Work instruction —
Scan the data for "Identity" and copy the lines it appears in.

#### Data for this exercise

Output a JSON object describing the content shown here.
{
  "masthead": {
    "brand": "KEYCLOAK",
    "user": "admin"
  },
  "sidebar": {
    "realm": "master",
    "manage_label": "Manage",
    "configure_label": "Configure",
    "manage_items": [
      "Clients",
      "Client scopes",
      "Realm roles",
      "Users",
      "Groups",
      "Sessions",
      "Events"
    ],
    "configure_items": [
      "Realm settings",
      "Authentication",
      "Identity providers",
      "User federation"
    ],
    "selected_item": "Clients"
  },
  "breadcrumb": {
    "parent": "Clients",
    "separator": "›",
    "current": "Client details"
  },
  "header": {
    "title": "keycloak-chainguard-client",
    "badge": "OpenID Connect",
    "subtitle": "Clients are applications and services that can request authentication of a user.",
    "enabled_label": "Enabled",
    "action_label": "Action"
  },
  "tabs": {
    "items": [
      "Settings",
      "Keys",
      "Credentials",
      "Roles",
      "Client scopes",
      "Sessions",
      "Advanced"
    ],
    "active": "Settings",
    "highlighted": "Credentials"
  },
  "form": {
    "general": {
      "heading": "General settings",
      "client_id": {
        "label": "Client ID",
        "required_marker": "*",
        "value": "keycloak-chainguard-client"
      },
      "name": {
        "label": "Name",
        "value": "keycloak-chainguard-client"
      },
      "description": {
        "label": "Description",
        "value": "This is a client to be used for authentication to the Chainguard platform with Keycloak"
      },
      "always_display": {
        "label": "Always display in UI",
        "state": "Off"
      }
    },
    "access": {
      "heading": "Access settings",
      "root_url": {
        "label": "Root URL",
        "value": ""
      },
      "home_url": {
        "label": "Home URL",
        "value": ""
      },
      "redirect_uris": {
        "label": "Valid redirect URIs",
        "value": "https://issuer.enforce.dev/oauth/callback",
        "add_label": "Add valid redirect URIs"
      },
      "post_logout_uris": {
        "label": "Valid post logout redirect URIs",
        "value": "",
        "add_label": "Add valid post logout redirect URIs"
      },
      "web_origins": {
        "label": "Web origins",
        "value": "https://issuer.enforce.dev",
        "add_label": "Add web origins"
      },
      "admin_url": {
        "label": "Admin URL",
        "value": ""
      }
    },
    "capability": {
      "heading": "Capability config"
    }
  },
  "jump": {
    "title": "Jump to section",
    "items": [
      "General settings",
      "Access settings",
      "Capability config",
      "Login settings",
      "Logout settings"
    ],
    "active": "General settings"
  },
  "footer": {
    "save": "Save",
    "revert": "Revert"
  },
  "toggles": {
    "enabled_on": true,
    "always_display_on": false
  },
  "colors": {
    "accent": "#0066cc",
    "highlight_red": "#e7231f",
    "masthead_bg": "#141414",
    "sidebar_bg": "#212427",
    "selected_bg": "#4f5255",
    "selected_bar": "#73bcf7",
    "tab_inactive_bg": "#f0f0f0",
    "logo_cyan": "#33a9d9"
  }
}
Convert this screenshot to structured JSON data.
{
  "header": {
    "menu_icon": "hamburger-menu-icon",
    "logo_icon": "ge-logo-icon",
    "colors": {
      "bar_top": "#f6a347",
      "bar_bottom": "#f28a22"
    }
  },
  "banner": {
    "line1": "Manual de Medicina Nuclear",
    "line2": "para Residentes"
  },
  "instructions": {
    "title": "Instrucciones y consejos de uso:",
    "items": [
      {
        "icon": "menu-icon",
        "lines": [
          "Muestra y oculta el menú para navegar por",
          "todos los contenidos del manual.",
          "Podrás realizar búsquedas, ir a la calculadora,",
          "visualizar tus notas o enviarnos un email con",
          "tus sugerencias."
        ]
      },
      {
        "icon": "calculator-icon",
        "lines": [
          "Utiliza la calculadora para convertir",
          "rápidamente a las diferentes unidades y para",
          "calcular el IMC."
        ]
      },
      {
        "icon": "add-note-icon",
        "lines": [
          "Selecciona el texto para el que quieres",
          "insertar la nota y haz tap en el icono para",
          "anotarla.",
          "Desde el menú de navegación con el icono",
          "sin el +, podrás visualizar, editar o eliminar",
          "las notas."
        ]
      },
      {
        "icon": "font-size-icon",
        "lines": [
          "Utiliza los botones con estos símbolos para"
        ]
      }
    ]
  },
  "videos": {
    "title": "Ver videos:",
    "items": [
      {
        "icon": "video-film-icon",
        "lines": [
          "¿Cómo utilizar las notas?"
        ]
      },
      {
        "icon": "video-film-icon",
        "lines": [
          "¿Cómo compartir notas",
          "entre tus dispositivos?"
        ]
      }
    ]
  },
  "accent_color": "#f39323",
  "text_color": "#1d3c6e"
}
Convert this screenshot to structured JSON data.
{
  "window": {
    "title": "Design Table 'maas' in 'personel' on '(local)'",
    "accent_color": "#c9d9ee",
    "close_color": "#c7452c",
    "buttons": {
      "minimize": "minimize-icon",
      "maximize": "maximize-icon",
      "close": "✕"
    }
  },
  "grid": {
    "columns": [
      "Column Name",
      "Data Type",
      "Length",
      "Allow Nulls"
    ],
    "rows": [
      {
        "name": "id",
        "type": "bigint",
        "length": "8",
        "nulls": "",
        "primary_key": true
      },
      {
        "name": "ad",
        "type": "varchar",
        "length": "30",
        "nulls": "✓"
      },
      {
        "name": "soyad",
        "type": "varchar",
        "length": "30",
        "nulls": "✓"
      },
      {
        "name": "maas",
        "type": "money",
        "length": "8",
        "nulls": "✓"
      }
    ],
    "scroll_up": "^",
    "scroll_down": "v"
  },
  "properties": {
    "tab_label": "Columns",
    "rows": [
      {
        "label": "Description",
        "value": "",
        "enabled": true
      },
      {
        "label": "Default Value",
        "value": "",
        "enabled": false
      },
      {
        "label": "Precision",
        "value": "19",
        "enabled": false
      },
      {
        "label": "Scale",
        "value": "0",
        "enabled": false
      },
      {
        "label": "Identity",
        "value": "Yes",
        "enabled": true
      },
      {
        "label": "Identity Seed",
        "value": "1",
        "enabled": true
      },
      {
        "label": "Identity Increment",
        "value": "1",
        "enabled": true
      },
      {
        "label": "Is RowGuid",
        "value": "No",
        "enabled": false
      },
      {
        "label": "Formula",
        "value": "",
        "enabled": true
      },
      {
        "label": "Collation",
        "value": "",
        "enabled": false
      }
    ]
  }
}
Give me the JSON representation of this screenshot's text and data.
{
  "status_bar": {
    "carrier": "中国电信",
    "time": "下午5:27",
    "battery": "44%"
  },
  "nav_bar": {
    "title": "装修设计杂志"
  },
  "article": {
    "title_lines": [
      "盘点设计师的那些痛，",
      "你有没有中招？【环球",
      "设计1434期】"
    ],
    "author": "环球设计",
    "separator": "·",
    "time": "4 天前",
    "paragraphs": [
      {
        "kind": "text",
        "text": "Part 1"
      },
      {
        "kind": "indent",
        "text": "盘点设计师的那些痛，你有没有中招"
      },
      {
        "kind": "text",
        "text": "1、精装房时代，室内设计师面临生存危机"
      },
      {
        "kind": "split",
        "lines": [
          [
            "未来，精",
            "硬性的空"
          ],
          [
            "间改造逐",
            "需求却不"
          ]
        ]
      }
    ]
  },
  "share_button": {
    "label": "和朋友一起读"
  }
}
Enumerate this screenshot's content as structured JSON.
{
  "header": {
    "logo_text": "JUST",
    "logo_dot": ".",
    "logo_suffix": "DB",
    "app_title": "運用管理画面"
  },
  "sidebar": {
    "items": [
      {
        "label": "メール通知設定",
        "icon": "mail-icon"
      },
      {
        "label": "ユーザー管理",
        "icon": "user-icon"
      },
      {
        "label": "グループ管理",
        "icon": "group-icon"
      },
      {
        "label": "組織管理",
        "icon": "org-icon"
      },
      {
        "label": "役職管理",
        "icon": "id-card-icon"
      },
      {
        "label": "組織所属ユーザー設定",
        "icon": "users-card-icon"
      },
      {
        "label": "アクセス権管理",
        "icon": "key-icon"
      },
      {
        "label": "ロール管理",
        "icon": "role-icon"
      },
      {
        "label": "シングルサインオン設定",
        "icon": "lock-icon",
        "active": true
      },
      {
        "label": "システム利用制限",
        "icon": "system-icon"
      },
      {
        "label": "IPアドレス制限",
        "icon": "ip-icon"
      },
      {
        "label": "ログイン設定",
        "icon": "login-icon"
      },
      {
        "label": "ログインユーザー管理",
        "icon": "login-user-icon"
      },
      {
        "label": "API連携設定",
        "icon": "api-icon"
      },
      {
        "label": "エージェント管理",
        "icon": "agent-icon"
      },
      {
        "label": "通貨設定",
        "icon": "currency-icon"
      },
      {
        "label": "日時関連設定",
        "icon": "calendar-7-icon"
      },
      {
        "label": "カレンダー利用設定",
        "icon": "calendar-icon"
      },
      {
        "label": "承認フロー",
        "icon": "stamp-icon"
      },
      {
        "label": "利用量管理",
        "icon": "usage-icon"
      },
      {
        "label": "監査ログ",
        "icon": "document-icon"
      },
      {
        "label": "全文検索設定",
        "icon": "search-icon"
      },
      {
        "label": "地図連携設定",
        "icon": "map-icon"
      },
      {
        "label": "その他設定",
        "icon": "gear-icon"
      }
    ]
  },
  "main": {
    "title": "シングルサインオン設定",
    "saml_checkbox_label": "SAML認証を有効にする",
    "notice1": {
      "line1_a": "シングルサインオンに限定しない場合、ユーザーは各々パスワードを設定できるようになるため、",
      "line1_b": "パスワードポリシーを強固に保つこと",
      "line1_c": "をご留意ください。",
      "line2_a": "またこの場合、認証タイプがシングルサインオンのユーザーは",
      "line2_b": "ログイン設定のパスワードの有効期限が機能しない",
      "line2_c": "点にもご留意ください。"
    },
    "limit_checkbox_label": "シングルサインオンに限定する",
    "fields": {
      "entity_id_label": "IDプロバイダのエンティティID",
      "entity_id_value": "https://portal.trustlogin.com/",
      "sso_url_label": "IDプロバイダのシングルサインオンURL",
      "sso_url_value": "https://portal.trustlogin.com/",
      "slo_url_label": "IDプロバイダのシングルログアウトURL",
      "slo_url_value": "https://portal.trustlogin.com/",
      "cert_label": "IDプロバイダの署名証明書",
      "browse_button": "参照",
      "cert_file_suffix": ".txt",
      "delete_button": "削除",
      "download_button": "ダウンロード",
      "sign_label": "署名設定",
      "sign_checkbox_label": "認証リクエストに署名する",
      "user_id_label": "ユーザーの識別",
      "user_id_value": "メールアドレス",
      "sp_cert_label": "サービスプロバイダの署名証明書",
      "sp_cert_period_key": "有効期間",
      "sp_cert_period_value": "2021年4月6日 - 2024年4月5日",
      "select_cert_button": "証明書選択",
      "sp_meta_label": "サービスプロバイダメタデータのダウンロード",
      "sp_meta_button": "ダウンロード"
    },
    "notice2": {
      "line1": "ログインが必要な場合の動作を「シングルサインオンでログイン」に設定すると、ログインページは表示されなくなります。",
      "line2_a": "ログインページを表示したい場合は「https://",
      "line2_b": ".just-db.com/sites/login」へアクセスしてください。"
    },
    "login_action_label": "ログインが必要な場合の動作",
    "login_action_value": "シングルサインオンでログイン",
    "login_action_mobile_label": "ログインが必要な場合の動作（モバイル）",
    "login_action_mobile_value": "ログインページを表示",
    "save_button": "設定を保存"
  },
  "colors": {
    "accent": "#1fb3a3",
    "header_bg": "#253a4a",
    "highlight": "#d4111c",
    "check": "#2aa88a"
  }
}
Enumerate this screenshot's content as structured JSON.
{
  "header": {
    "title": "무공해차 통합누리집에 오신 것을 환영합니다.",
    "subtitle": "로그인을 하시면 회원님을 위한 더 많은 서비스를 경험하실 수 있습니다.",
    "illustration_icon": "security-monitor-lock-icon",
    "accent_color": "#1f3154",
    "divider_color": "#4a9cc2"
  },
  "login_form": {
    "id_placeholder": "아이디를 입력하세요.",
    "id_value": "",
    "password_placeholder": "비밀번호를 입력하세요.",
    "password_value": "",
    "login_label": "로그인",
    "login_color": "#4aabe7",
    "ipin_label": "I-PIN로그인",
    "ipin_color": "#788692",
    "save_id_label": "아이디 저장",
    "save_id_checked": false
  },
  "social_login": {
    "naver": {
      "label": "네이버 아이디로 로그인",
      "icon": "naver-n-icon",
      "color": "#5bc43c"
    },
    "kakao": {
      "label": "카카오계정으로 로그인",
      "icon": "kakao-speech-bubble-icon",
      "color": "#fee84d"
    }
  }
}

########

Answer space —
      "Identity providers",
        "label": "Identity",
        "label": "Identity Seed",
        "label": "Identity Increment",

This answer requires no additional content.